The House bill will now head to the state Senate, where a Republican-led committee on Monday advanced its own bill that would entirely end no-excuse absentee voting, which was used by a record 1.3 million Georgians to participate in November's election. There are about two dozen restrictive voting bills pending in the state legislature.
Georgia's extreme voting restriction push is the centerpiece of a national Republican push to shrink voter access after losing key elections amid record turnout. Lawmakers in 43 states have already rolled out more than 250 restrictive bills, according to an analysis by the Brennan Center for Justice.
Democrats say many of these restrictions would have been barred if the Supreme Court had not gutted Section 5 of the Voting Rights Act, which required states with a history of racial discrimination to get pre-clearance from the Justice Department for any electoral changes.
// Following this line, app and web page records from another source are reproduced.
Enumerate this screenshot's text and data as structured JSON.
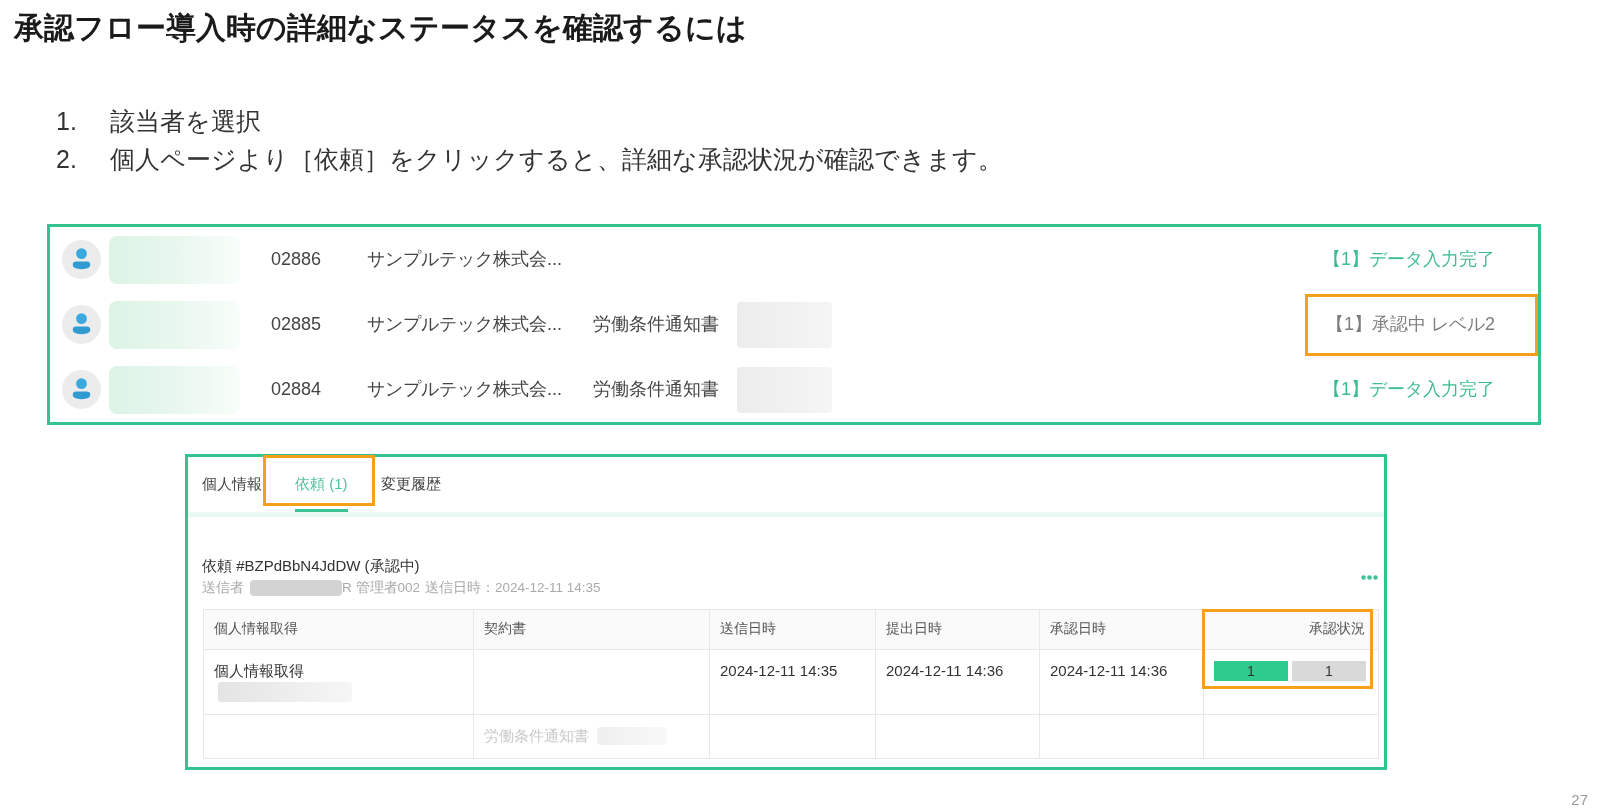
{
  "title": "承認フロー導入時の詳細なステータスを確認するには",
  "steps": [
    {
      "number": "1.",
      "text": "該当者を選択"
    },
    {
      "number": "2.",
      "text": "個人ページより［依頼］をクリックすると、詳細な承認状況が確認できます。"
    }
  ],
  "employee_list": {
    "rows": [
      {
        "id": "02886",
        "company": "サンプルテック株式会...",
        "status": "【1】データ入力完了",
        "color": "#3dbd8d",
        "highlighted": false
      },
      {
        "id": "02885",
        "company": "サンプルテック株式会...",
        "document": "労働条件通知書",
        "status": "【1】承認中 レベル2",
        "color": "#7d7d7d",
        "highlighted": true
      },
      {
        "id": "02884",
        "company": "サンプルテック株式会...",
        "document": "労働条件通知書",
        "status": "【1】データ入力完了",
        "color": "#3dbd8d",
        "highlighted": false
      }
    ]
  },
  "detail_panel": {
    "tabs": [
      {
        "label": "個人情報",
        "selected": false,
        "highlighted": false
      },
      {
        "label": "依頼 (1)",
        "selected": true,
        "highlighted": true
      },
      {
        "label": "変更履歴",
        "selected": false,
        "highlighted": false
      }
    ],
    "request": {
      "title": "依頼 #BZPdBbN4JdDW (承認中)",
      "sender_label": "送信者",
      "sender_name": "R 管理者002",
      "sent_at": "送信日時：2024-12-11 14:35"
    },
    "table": {
      "columns": [
        {
          "label": "個人情報取得",
          "highlighted": false
        },
        {
          "label": "契約書",
          "highlighted": false
        },
        {
          "label": "送信日時",
          "highlighted": false
        },
        {
          "label": "提出日時",
          "highlighted": false
        },
        {
          "label": "承認日時",
          "highlighted": false
        },
        {
          "label": "承認状況",
          "highlighted": true
        }
      ],
      "rows": [
        {
          "disabled": false,
          "cells": [
            {
              "kind": "stacked",
              "text": "個人情報取得",
              "redacted": true
            },
            null,
            {
              "kind": "text",
              "text": "2024-12-11 14:35"
            },
            {
              "kind": "text",
              "text": "2024-12-11 14:36"
            },
            {
              "kind": "text",
              "text": "2024-12-11 14:36"
            },
            {
              "kind": "steps",
              "steps": [
                {
                  "label": "1",
                  "done": true
                },
                {
                  "label": "1",
                  "done": false
                }
              ]
            }
          ]
        },
        {
          "disabled": true,
          "cells": [
            null,
            {
              "kind": "text",
              "text": "労働条件通知書",
              "redacted": true
            },
            null,
            null,
            null,
            null
          ]
        }
      ]
    }
  },
  "page_number": "27"
}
Democrats say Georgia, which has shuttered hundreds of polling places and purged tens of thousands of voters since the Supreme Court decision, is moving backward as its demographics are rapidly becoming more diverse.
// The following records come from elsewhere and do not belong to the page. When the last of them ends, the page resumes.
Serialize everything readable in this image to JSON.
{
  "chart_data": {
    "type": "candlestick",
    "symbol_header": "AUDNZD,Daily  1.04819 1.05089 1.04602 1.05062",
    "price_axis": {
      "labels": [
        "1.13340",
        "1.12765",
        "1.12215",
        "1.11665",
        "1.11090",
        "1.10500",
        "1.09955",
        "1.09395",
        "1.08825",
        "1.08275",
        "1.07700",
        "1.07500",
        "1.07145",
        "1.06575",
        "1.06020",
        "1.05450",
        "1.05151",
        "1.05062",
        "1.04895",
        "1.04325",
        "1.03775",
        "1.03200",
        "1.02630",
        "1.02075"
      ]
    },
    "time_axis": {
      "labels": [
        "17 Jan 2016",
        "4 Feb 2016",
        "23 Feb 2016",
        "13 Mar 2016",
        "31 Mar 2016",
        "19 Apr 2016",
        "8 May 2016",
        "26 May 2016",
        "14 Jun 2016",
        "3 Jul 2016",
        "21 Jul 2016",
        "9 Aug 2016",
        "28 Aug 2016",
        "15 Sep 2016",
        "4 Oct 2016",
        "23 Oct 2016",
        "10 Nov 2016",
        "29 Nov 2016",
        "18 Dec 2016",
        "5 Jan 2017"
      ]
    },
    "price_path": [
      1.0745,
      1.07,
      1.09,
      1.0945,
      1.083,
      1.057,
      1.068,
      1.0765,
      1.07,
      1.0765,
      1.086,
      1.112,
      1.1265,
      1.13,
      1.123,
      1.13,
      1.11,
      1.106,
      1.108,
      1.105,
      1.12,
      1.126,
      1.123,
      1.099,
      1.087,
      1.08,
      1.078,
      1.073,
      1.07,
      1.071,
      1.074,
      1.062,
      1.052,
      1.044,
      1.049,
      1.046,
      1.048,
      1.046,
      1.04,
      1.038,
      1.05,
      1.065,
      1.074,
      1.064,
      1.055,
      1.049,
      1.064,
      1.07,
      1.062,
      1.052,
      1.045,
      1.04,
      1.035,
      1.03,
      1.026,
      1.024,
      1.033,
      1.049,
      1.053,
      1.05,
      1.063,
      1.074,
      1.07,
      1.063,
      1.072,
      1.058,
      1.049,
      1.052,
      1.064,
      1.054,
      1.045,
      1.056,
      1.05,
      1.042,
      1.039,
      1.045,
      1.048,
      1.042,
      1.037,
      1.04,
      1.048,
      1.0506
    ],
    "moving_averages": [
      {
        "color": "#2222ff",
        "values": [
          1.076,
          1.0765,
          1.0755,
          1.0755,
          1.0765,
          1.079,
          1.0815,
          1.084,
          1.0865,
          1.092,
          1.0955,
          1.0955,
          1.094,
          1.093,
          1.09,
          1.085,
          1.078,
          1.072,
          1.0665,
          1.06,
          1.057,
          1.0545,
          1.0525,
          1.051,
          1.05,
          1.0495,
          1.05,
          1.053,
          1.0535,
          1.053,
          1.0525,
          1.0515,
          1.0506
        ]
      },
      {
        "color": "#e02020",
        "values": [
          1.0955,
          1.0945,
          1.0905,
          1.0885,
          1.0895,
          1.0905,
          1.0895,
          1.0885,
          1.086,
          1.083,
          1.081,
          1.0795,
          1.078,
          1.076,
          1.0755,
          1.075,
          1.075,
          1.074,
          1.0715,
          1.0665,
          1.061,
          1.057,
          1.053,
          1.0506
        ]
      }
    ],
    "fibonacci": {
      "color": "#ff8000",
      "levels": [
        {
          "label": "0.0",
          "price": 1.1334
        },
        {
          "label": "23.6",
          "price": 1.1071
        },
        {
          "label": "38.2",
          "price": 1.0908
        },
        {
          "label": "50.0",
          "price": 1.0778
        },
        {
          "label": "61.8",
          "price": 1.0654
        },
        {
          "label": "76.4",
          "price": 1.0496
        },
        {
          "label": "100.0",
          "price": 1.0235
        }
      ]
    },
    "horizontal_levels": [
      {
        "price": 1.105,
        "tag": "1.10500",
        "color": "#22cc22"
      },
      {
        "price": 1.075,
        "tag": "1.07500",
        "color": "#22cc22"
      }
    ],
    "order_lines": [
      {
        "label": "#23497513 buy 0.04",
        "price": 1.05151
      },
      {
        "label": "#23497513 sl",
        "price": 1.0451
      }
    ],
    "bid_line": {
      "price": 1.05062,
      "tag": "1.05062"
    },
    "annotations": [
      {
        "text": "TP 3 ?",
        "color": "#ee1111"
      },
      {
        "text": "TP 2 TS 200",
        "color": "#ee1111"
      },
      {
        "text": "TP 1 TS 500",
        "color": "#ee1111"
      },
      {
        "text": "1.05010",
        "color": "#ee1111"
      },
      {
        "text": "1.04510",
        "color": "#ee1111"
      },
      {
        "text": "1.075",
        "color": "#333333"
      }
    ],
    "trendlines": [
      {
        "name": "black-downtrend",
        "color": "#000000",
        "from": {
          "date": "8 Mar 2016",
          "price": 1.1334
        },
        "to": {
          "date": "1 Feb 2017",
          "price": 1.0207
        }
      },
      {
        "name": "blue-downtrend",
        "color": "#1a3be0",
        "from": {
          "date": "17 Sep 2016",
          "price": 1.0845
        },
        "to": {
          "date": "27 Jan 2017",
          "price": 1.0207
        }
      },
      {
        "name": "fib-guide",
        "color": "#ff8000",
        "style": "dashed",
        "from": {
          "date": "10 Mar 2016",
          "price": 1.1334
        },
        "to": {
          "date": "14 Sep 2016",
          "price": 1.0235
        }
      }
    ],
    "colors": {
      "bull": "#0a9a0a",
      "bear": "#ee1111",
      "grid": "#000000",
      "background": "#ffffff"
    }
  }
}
"Republicans voted as a caucus to enact the most blatantly racist attacks on voting rights in the South since Jim Crow, after losing in an election system they planned, built, and oversaw," Rep. Nikema Williams, the chairwoman of the Georgia Democratic Party, said in a statement. "Let history show that instead of fighting for our democracy, these cowards betrayed Georgia voters, threw out truth and facts, and attempted to undo Georgia's legacy as a home for civil rights and accessible elections."
The Biden administration has highlighted the need for federal legislation to ensure voter protections, particularly for communities of color. The administration on Monday backed H.R. 1, a sweeping election reform bill that could be voted on by the House as soon as this week, in response to "an unprecedented assault on our democracy, a never before seen effort to ignore, undermine, and undo the will of the people, and a newly aggressive attack on voting rights taking place right now all across the country."
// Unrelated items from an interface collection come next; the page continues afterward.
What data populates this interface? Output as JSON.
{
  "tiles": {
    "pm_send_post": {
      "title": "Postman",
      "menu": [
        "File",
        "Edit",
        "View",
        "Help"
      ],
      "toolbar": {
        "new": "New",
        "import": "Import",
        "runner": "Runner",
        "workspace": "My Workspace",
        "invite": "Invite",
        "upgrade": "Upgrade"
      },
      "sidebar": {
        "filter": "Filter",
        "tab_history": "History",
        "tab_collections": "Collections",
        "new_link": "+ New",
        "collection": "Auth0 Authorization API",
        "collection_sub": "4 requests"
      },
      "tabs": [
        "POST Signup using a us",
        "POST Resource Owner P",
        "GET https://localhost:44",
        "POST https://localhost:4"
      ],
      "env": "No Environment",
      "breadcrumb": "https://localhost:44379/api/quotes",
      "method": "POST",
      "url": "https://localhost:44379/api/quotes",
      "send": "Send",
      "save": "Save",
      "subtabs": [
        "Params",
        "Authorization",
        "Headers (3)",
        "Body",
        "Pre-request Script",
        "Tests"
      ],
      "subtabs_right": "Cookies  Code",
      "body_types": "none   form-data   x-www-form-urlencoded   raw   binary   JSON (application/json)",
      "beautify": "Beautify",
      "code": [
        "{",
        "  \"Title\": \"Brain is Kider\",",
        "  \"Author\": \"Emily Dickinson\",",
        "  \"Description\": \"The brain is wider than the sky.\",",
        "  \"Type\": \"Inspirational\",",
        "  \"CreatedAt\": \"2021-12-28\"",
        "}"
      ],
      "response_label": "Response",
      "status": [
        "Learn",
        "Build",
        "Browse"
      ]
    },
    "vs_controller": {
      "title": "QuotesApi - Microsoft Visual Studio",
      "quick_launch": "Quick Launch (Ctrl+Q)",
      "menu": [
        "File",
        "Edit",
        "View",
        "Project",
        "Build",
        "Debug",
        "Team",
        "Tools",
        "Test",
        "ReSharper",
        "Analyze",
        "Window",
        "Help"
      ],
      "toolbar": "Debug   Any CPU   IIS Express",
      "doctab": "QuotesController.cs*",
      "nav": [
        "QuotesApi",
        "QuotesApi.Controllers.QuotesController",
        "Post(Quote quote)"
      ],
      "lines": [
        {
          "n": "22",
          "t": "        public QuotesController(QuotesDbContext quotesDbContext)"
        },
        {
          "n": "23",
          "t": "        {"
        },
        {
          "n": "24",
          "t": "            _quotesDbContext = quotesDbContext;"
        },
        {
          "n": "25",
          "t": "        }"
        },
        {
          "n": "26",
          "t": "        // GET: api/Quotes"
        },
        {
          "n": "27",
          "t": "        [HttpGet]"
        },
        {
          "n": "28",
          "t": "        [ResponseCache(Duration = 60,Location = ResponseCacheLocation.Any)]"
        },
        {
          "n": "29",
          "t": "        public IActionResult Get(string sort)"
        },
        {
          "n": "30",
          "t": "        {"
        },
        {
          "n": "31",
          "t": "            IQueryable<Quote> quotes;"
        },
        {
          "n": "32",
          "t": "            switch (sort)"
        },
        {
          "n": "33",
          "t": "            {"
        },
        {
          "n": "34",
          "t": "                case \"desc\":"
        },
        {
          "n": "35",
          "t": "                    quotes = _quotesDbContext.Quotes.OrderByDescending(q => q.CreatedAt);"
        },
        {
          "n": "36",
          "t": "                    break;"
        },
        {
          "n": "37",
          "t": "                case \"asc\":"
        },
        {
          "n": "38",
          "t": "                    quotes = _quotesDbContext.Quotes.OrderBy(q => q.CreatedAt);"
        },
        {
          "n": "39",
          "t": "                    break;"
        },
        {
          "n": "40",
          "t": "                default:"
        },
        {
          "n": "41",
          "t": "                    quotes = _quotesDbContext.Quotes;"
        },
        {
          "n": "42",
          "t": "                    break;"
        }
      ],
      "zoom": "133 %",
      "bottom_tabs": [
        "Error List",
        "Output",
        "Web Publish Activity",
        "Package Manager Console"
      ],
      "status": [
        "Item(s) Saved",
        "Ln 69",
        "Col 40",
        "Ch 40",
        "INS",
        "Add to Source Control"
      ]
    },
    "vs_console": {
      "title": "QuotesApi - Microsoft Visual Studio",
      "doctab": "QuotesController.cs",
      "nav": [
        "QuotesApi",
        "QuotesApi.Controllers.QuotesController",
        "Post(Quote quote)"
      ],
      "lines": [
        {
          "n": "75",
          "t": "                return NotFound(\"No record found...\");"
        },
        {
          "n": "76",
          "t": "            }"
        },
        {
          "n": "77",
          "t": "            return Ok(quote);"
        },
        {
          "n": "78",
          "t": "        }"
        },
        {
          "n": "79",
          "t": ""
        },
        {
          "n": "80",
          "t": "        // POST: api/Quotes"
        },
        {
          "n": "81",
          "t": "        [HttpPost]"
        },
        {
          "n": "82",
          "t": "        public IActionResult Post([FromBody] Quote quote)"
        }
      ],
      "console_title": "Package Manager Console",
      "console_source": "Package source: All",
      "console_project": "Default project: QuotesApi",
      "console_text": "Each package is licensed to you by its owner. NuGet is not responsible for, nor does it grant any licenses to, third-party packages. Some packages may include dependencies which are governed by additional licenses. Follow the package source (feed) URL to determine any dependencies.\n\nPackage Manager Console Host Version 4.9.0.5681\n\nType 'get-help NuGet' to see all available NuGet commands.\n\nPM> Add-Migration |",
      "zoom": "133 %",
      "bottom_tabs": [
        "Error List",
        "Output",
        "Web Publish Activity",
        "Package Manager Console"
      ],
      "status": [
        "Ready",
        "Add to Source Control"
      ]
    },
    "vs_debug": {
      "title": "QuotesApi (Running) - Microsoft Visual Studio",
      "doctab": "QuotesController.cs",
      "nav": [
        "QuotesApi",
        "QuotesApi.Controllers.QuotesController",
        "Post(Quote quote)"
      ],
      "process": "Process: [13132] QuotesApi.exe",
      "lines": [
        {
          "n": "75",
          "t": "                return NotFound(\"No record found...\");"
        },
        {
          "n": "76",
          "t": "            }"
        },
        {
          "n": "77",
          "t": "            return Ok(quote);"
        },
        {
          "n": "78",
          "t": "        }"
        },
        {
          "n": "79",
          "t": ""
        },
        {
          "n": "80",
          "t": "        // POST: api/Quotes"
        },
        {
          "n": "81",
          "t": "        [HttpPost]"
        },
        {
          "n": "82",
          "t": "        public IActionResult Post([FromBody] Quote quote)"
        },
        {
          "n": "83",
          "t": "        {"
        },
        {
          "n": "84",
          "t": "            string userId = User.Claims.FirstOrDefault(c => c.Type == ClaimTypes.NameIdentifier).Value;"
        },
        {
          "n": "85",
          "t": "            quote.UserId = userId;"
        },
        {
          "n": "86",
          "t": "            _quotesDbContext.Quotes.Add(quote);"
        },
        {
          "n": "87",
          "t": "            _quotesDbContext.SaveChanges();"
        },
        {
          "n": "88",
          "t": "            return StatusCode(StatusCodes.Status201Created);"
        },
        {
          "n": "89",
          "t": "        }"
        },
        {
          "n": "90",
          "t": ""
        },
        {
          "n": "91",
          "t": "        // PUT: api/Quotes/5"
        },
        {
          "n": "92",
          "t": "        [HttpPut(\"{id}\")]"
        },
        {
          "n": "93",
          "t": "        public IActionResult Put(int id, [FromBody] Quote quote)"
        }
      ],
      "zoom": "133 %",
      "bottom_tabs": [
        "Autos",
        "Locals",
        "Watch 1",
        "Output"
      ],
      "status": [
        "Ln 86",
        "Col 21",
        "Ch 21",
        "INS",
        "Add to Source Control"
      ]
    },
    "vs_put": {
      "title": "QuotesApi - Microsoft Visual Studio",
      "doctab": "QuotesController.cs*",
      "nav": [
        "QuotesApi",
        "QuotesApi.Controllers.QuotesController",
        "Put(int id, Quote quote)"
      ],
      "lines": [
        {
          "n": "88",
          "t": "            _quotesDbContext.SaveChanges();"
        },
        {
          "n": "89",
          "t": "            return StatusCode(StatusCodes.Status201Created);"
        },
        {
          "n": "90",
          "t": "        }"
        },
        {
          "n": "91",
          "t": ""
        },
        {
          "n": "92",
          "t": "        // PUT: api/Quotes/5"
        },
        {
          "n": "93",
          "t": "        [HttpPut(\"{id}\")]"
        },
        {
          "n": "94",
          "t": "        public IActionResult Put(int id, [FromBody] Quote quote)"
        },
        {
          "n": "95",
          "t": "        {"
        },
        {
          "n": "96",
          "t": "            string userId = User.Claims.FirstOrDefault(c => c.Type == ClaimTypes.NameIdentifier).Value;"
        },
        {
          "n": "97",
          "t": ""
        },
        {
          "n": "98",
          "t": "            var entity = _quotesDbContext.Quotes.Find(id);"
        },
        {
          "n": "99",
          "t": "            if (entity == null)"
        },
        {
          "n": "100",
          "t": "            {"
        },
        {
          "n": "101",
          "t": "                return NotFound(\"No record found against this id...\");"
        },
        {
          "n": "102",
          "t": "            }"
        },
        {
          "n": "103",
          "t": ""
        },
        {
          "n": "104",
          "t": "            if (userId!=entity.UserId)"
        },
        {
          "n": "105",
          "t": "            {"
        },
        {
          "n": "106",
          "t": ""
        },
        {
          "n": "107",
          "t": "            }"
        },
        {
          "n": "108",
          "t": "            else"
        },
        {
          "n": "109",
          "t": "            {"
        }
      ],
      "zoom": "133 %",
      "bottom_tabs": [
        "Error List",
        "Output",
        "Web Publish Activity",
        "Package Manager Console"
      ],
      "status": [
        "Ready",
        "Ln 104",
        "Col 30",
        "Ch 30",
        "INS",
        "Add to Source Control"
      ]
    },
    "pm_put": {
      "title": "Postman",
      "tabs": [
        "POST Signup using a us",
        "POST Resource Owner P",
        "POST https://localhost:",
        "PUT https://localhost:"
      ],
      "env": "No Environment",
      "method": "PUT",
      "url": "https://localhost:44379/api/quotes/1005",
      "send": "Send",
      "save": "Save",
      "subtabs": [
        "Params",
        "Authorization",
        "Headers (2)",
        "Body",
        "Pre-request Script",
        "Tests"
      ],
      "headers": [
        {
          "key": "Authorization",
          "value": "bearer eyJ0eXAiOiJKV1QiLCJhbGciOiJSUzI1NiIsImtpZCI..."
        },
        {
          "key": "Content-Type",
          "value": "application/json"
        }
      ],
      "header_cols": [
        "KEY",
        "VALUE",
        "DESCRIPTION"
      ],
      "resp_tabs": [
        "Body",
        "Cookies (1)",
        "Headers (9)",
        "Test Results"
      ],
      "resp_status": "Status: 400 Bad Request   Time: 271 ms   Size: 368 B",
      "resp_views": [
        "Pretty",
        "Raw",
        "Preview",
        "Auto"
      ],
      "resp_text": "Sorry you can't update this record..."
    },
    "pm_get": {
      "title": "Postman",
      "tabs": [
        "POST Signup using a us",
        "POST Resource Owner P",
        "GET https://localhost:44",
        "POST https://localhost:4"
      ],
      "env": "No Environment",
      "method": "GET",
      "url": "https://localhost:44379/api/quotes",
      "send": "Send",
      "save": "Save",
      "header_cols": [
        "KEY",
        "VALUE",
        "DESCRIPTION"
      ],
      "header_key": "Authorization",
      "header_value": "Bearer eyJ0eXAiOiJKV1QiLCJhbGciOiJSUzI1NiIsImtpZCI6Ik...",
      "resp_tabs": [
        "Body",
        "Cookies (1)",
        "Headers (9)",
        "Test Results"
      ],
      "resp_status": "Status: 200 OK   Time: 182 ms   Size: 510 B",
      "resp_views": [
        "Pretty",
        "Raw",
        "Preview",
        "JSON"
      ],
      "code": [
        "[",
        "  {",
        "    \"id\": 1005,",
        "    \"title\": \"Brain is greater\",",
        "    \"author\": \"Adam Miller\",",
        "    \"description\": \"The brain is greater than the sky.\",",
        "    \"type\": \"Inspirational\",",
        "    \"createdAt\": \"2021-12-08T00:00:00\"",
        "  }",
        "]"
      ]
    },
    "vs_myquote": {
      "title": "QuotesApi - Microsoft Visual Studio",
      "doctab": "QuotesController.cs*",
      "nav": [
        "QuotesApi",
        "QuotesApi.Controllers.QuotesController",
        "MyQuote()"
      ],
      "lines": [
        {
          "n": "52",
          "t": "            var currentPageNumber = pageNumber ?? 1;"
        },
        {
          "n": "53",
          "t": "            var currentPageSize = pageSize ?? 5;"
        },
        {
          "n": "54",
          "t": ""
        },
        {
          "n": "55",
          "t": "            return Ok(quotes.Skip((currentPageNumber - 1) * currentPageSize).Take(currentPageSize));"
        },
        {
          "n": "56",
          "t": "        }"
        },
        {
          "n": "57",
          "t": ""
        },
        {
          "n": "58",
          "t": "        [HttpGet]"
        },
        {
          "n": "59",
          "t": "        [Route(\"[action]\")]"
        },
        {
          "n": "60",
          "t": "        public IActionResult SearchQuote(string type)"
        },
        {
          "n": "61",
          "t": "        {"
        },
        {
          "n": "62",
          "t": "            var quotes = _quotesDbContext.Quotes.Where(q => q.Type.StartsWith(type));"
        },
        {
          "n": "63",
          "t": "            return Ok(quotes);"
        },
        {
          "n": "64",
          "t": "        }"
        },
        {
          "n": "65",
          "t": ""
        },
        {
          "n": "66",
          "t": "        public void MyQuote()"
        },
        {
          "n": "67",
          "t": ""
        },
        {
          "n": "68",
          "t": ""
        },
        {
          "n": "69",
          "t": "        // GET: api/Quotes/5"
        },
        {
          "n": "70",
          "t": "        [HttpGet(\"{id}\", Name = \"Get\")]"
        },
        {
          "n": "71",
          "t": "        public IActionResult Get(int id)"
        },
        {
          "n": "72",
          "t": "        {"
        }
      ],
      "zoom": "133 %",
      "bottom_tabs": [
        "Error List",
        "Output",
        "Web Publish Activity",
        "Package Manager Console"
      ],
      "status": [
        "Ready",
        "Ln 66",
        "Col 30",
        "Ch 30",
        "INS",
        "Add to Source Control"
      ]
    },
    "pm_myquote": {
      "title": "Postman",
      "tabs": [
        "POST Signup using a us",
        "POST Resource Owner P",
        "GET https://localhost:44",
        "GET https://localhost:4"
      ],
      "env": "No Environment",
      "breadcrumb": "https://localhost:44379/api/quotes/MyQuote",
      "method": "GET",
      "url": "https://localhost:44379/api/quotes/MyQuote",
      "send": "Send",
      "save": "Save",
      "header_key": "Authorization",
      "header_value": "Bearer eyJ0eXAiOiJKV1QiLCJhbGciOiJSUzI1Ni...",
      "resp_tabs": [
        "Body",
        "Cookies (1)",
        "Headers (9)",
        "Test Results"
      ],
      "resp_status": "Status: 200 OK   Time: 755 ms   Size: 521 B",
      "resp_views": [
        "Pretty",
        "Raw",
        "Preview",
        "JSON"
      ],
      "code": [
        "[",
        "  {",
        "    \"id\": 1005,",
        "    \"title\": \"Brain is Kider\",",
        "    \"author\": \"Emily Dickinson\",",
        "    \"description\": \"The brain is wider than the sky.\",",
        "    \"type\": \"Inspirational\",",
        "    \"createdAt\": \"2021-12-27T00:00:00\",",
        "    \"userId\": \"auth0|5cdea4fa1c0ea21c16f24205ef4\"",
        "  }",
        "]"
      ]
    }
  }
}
Still, the bill is unlikely to pass the Senate since it needs 60 votes to avoid a filibuster. A growing number of Democrats, including former President Barack Obama, have called for the Senate to eliminate the filibuster to pass voting rights legislation.
But while H.R. 1 would implement automatic voter registration, allow same-day registration, require at least 15 consecutive days of early voting, require voting locations to be open at least 10 hours and be located near public transportation in rural areas, and require independent redistricting commissions to curb partisan gerrymandering, many Democrats say that's still not enough. The party is also pushing to advance the John Lewis Voting Rights Advancement Act, which would, among other measures, restore the original Voting Rights Act provisions gutted by the Supreme Court.
Abrams said both bills are critical to respond to "Republican state legislatures rolling back on the clock on voting rights."
Sen. Elizabeth Warren, D-Mass., agreed that without federal legislation "states will keep passing racist voter suppression laws."
"If that means ending the filibuster, so be it," she tweeted.
But centrist Sens. Kyrsten Sinema, D-Ariz., and Joe Manchin, D-W.Va., have vowed to oppose any efforts to eliminate the filibuster, leaving the fate of voter protections under threat of Republican obstruction.
"The argument that preserving the filibuster is necessary because it's an important tool in our Democracy," argued former Obama adviser David Plouffe, "falls apart when it's clearer with every passing day we won't have a Democracy without Congress passing voting rights legislation."